I've pondered for a while on how to start my new website blog and come up short a hundred times. But this weekend gave me something to both celebrate & share. I'm delighted to have been chosen as one of two winners of 'Women on the Wall', a writing competition organised by Hexham Book Festival & Great Northumberland.
We were all invited along to The Sill for an awards event & a reading by Natalie Haynes. Not expecting to win, I was happy to listen to the winners stories & take notes. Having my name called & then getting up to read my story left me inspired & a little overwhelmed. This is the first piece of flash fiction I've entered into a competition & having it chosen by Natalie Haynes (who is super entertaining & awesome) was a real honour.
Script writing has long been my first love but flash is elbowing its way into my affections...here's my winning story, let me know what you think! You can read the other winning entry & runners-up here.
The Jewel of the Wall
Outside the landscape is growing wild. My neighbour is squirming, too many hours on a claustrophobic bus, bare legs stuck to leather seats. Relief fills the air as we slow and turn off at a brown road sign. I retrieve my bag, checking the inside pocket. Still there. I turn the small linen pouch over in my hand once, the pendants weight reassuring. Only a short walk now until it is returned. The map is already folded and marked, the trail moderate. A hill or two, perhaps a stile. I leave the tourists behind, baseball caps & walking poles cluttering the car park.

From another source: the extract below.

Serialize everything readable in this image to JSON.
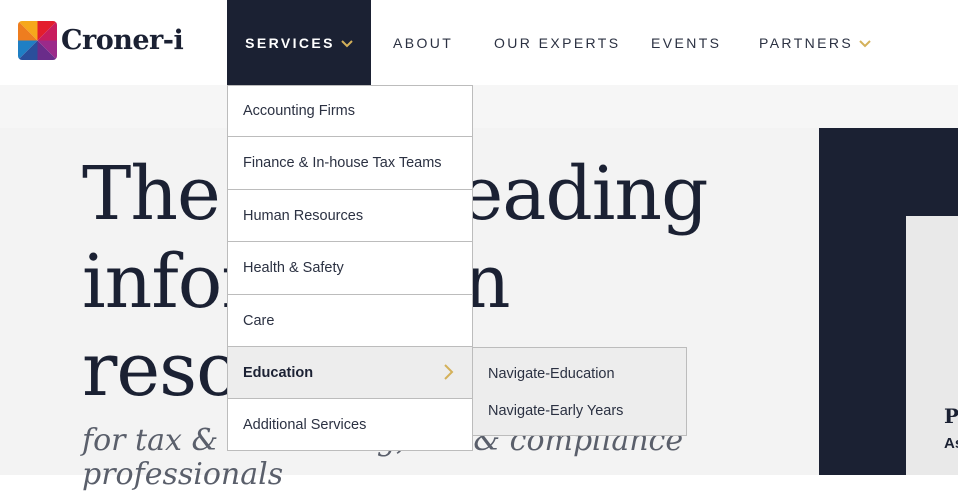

The truth was nothing like I’d imagined. My father’s image had always been clear. Waistcoat, shorts, dust covered boots and tanned calves. In his hand, a trowel and in his pocket, a linen bag. The treasure would have been checked in, numbered, catalogued. A piece of a woman’s life, remembered. And I was custodian of this rare thing.
The truth was dark, secretive. Evenings spent sneaking, stealing, pretending. He was a vandal. No-one but us would ever have known about this tiny fragment. Smooth, dainty, a minute hole for a delicate chain. Hers. Not his. Not mine.
I have never worn it. Even now I only touch it, occasionally peering into the bag to check its continued existence. The path takes a steep turn upwards to a crest where the low-lying ruins sit, waiting. Once she may have sat here, watching her children play, touching the pendant around her neck, awaiting the return of her husband from the wall. My father’s drawing points to the spot. I kneel and start to dig. A new grave for an old treasure.